(director/writer: Amy Scott; cinematographer: Jonathon Narducci; editor: Matt Thiesen; music:Heather McIntosh; cast: Brandi Carlile, Laura Dern, Sheryl Crow, Scooter Weintraub; Runtime: 94; MPAA Rating: NR; producers; Barry Barclay, Van Toffler, Stephen “Scooter” Weintraub, Bill Bottrell, Brian Morrow, Jonathan Lynch: Showtime; 2022)
“A positive portrait of Sheryl that fans should like.”
Reviewed by Dennis Schwartz
Amy Scott (“Hal”) directs a loving and intimate documentary on the 60-year-old rock singer and winner of multiple music awards, Sheryl Crow.
The rocker started out as an elementary school music teacher in the St. Louis suburbs of Fenton, Missouri, and was doing commercial jingles for McDonalds and then became a part of Michael Jackson’s team of back up singers that traveled with him in 1987 to Tokyo. After her 1992 solo album failed, she joined up for a few years with the Los Angeles group called the “Tuesday Night Music Club.” Her next effort as a solo artist came in the mid-nineties as her song on her group album “All I Wanna Do” became a hit and she was on her way to establishing herself as a rock icon but not without facing a few controversies and criticism for being a schemer (she drew attention with the unfortunate deaths of her boyfriend Kevin Gilbert and the suicide of songwriter John O’Brien), and battling breast cancer.
Crow soon emerged as a polished bluesy singer with songs like “Leaving Las Vegas” and in “What I Can Do For You” to become a bona fide rock star.
The film tells her story through interviews with her (the bulk of the film) and interviews with close allies like Keith Richards, Laura Dern (briefly her roommate), Joe Walsh, Emmylou Harris, and Brandi Carlile.
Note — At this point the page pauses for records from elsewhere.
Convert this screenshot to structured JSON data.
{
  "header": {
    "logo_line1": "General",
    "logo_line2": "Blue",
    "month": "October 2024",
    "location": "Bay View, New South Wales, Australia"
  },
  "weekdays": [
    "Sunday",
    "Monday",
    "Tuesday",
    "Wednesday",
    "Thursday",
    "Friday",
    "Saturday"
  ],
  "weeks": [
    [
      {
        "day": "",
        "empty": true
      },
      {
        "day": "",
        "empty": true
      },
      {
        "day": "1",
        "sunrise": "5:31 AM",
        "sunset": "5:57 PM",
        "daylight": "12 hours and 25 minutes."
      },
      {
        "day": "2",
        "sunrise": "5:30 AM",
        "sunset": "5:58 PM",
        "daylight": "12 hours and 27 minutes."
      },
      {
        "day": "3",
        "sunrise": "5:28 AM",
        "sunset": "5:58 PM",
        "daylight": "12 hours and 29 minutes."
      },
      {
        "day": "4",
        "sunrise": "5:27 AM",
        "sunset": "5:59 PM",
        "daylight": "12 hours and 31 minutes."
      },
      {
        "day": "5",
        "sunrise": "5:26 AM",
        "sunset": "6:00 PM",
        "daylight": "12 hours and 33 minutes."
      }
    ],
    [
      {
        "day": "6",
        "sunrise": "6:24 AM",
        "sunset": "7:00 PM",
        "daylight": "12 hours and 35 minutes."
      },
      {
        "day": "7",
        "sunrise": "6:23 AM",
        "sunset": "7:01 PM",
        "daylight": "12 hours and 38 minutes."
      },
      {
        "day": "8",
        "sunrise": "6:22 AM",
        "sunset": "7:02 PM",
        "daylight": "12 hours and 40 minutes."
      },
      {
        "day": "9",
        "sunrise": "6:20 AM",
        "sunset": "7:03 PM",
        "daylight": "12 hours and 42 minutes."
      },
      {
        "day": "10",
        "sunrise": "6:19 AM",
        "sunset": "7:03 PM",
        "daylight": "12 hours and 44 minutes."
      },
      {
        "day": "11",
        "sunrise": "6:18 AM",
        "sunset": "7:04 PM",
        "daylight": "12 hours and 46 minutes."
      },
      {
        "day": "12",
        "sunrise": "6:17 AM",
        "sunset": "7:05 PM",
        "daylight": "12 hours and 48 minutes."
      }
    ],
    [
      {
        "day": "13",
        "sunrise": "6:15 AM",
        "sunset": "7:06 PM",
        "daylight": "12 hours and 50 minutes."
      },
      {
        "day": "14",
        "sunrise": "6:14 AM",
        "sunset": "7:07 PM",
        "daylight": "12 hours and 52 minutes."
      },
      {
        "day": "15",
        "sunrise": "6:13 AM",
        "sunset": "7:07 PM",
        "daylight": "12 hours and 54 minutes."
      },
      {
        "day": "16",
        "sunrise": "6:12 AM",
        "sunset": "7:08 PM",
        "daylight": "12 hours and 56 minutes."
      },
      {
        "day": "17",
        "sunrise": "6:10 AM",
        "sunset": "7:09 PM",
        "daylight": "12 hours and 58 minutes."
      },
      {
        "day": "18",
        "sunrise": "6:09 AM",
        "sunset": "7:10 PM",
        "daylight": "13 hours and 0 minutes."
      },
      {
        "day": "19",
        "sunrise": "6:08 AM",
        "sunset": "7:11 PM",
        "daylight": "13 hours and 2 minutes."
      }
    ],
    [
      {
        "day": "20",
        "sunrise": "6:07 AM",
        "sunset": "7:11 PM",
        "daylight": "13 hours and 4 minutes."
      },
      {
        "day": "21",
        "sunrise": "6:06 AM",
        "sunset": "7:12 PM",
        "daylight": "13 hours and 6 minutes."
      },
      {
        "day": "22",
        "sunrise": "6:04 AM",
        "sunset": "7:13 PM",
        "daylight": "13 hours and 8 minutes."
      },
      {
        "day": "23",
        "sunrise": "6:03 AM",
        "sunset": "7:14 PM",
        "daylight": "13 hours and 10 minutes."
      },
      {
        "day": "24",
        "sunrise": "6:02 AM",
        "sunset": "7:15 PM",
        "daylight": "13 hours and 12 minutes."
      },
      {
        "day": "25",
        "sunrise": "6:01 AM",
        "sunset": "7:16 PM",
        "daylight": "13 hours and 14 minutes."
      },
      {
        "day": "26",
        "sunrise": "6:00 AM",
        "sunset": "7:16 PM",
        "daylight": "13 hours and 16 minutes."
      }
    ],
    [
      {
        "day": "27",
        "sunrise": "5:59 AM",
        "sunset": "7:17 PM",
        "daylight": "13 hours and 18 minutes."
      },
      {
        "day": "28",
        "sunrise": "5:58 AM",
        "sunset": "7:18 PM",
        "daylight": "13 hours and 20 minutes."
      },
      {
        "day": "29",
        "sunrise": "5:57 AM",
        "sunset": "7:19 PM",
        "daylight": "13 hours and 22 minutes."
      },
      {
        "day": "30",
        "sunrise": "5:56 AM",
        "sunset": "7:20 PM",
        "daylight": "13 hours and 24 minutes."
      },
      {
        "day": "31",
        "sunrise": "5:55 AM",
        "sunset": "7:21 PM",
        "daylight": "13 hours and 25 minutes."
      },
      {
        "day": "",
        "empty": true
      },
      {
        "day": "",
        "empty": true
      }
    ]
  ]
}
There were also behind-the-scenes cinema vérité on the road and in her studio, never before seen archival footage that takes in 20 years of touring.
She’s seen as friendly, generous and warm. Those in her corner appearing in the film also include her longtime manager and collaborator Scooter Weintraub (saved by him from Michael Jackson’s underworld connected manager Frank DiLeo, who made her uneasy when he tried to force himself on her as manager and lover); Tuesday Night Music Club member Bill Bottrell; and her parents Bernice and Wendell Crow. The film also notes her failed romantic engagements and adoption of two boys. The result is a positive portrait that fans of Sheryl should like.
It opened this year’s SXSW Film Festival.
REVIEWED ON 5/6/2022 GRADE: B –